[[ Records to process, beginning ]]

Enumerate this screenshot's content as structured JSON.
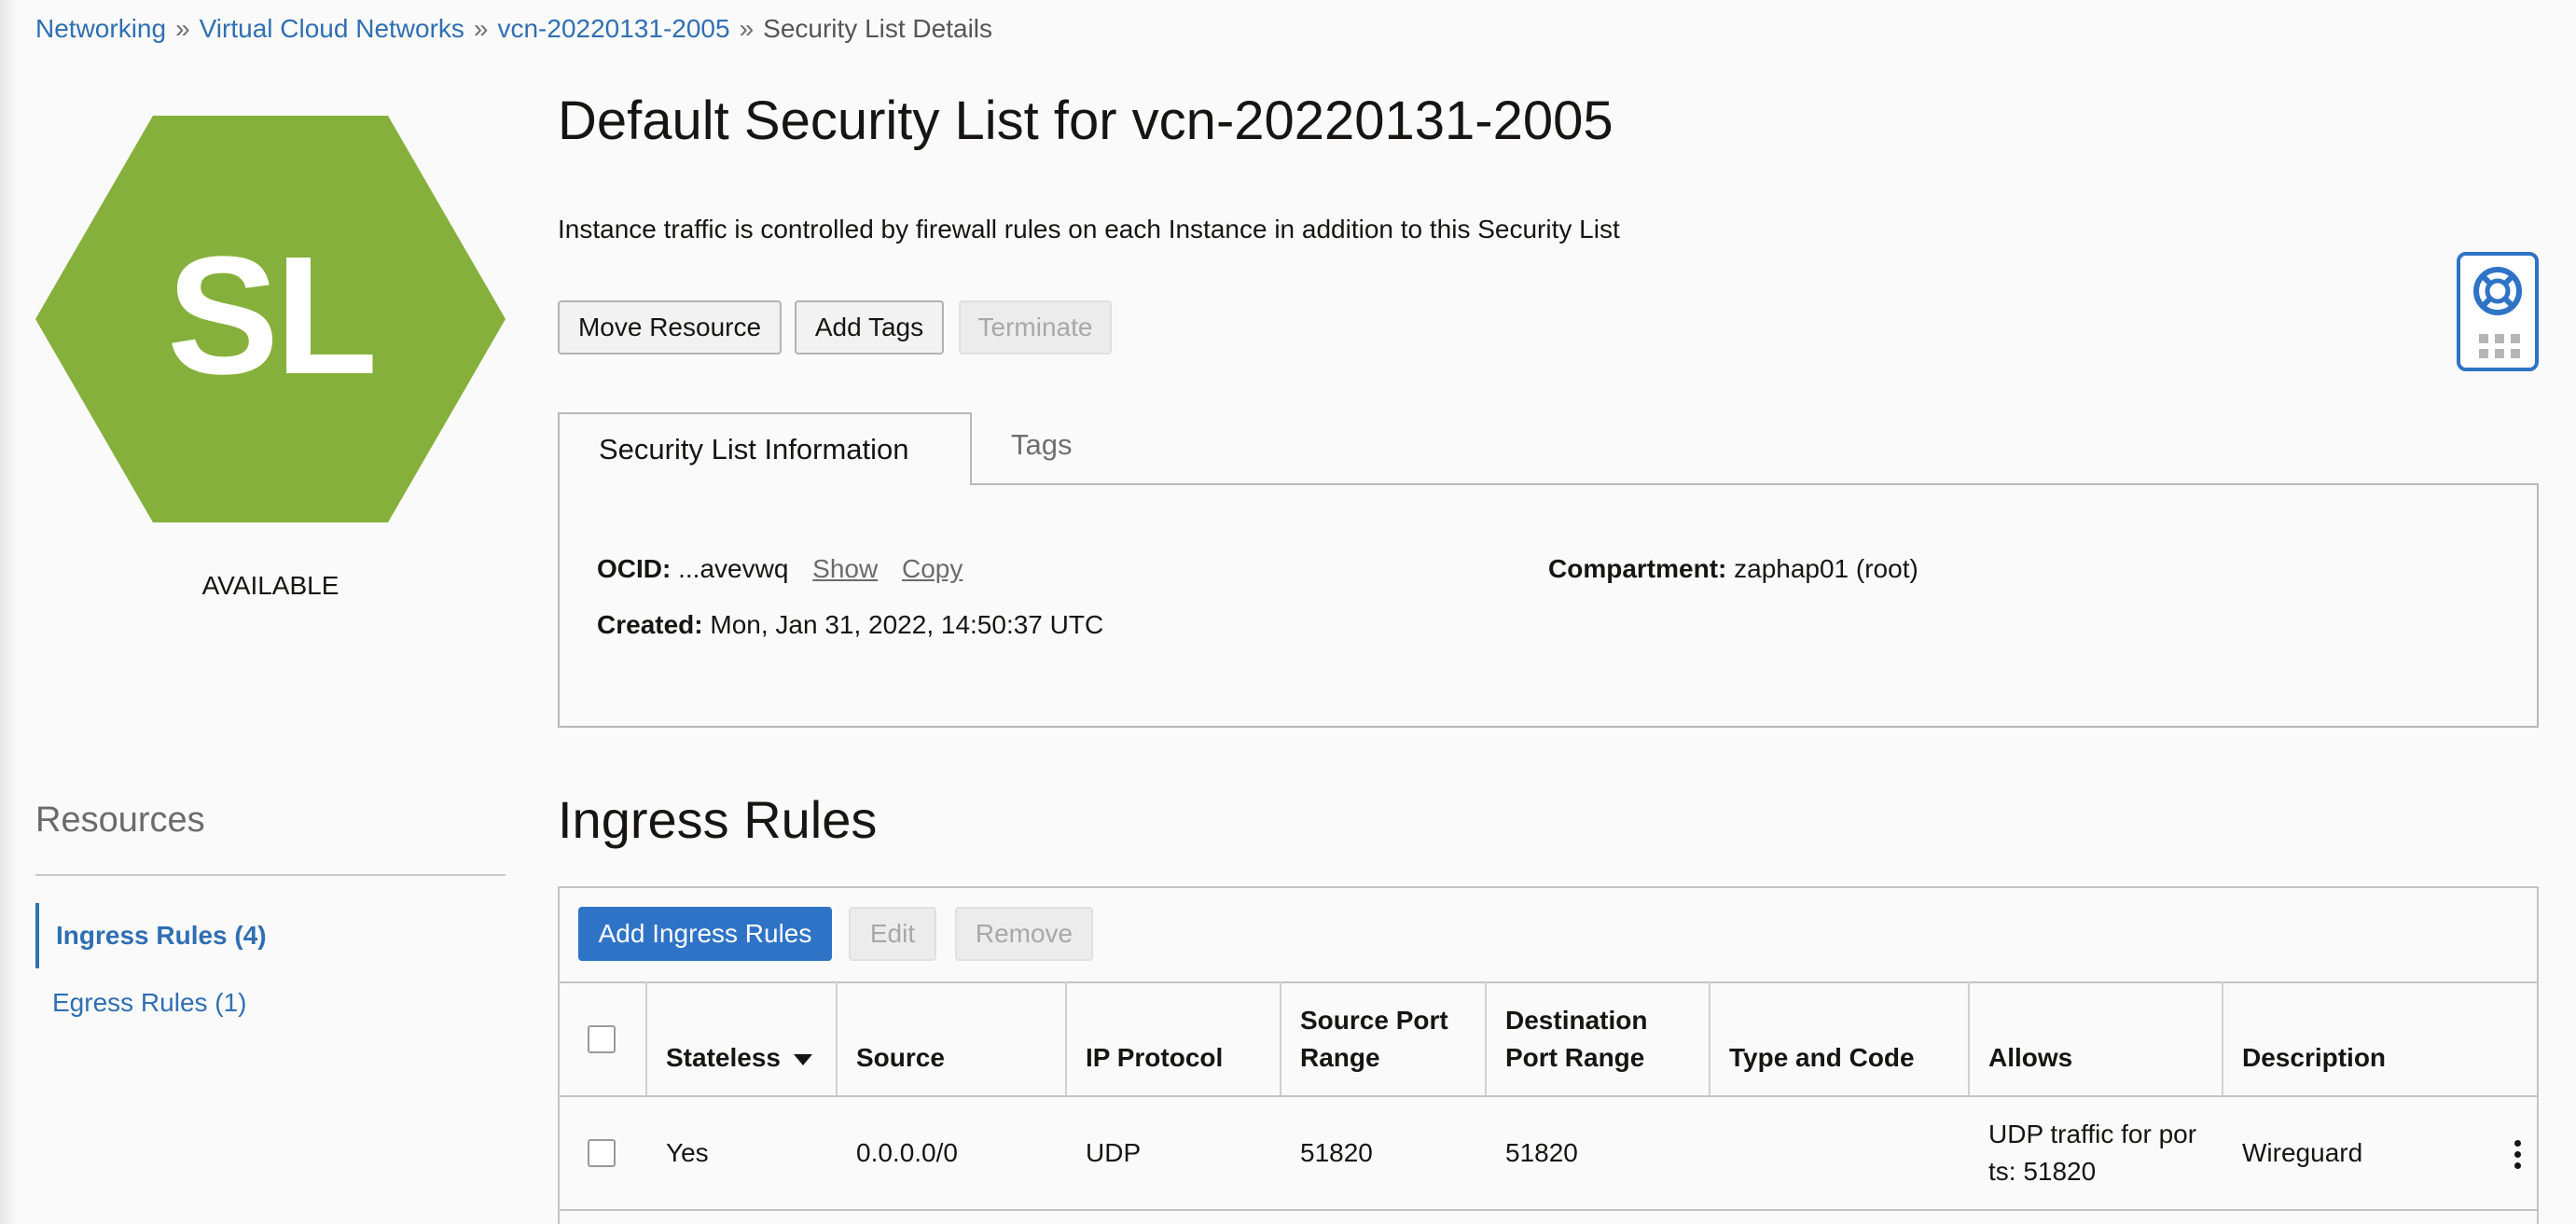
{
  "breadcrumb": {
    "items": [
      "Networking",
      "Virtual Cloud Networks",
      "vcn-20220131-2005"
    ],
    "current": "Security List Details",
    "separator": "»"
  },
  "resource_icon": {
    "initials": "SL",
    "color": "#86b03c"
  },
  "status": "AVAILABLE",
  "page": {
    "title": "Default Security List for vcn-20220131-2005",
    "description": "Instance traffic is controlled by firewall rules on each Instance in addition to this Security List"
  },
  "actions": {
    "move_resource": "Move Resource",
    "add_tags": "Add Tags",
    "terminate": "Terminate"
  },
  "tabs": {
    "info": "Security List Information",
    "tags": "Tags"
  },
  "info": {
    "ocid_label": "OCID:",
    "ocid_value": "...avevwq",
    "show": "Show",
    "copy": "Copy",
    "created_label": "Created:",
    "created_value": "Mon, Jan 31, 2022, 14:50:37 UTC",
    "compartment_label": "Compartment:",
    "compartment_value": "zaphap01 (root)"
  },
  "resources": {
    "title": "Resources",
    "items": [
      "Ingress Rules (4)",
      "Egress Rules (1)"
    ]
  },
  "ingress": {
    "title": "Ingress Rules",
    "add_button": "Add Ingress Rules",
    "edit_button": "Edit",
    "remove_button": "Remove",
    "columns": {
      "stateless": "Stateless",
      "source": "Source",
      "ip_protocol": "IP Protocol",
      "source_port_1": "Source Port",
      "source_port_2": "Range",
      "dest_port_1": "Destination",
      "dest_port_2": "Port Range",
      "type_code": "Type and Code",
      "allows": "Allows",
      "description": "Description"
    },
    "rows": [
      {
        "stateless": "Yes",
        "source": "0.0.0.0/0",
        "ip_protocol": "UDP",
        "source_port_range": "51820",
        "dest_port_range": "51820",
        "type_code": "",
        "allows_1": "UDP traffic for por",
        "allows_2": "ts: 51820",
        "description": "Wireguard"
      }
    ]
  },
  "colors": {
    "link": "#2f6fb3",
    "primary": "#2f73c7",
    "accent": "#86b03c"
  },
  "icons": [
    "sort-desc-icon",
    "lifebuoy-icon",
    "grid-dots-icon",
    "kebab-menu-icon"
  ]
}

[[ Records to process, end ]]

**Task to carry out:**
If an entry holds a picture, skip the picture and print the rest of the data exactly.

**Response to this exercise:**
Enumerate this screenshot's content as structured JSON.
{
  "breadcrumb": {
    "items": [
      "Networking",
      "Virtual Cloud Networks",
      "vcn-20220131-2005"
    ],
    "current": "Security List Details",
    "separator": "»"
  },
  "resource_icon": {
    "initials": "SL",
    "color": "#86b03c"
  },
  "status": "AVAILABLE",
  "page": {
    "title": "Default Security List for vcn-20220131-2005",
    "description": "Instance traffic is controlled by firewall rules on each Instance in addition to this Security List"
  },
  "actions": {
    "move_resource": "Move Resource",
    "add_tags": "Add Tags",
    "terminate": "Terminate"
  },
  "tabs": {
    "info": "Security List Information",
    "tags": "Tags"
  },
  "info": {
    "ocid_label": "OCID:",
    "ocid_value": "...avevwq",
    "show": "Show",
    "copy": "Copy",
    "created_label": "Created:",
    "created_value": "Mon, Jan 31, 2022, 14:50:37 UTC",
    "compartment_label": "Compartment:",
    "compartment_value": "zaphap01 (root)"
  },
  "resources": {
    "title": "Resources",
    "items": [
      "Ingress Rules (4)",
      "Egress Rules (1)"
    ]
  },
  "ingress": {
    "title": "Ingress Rules",
    "add_button": "Add Ingress Rules",
    "edit_button": "Edit",
    "remove_button": "Remove",
    "columns": {
      "stateless": "Stateless",
      "source": "Source",
      "ip_protocol": "IP Protocol",
      "source_port_1": "Source Port",
      "source_port_2": "Range",
      "dest_port_1": "Destination",
      "dest_port_2": "Port Range",
      "type_code": "Type and Code",
      "allows": "Allows",
      "description": "Description"
    },
    "rows": [
      {
        "stateless": "Yes",
        "source": "0.0.0.0/0",
        "ip_protocol": "UDP",
        "source_port_range": "51820",
        "dest_port_range": "51820",
        "type_code": "",
        "allows_1": "UDP traffic for por",
        "allows_2": "ts: 51820",
        "description": "Wireguard"
      }
    ]
  },
  "colors": {
    "link": "#2f6fb3",
    "primary": "#2f73c7",
    "accent": "#86b03c"
  },
  "icons": [
    "sort-desc-icon",
    "lifebuoy-icon",
    "grid-dots-icon",
    "kebab-menu-icon"
  ]
}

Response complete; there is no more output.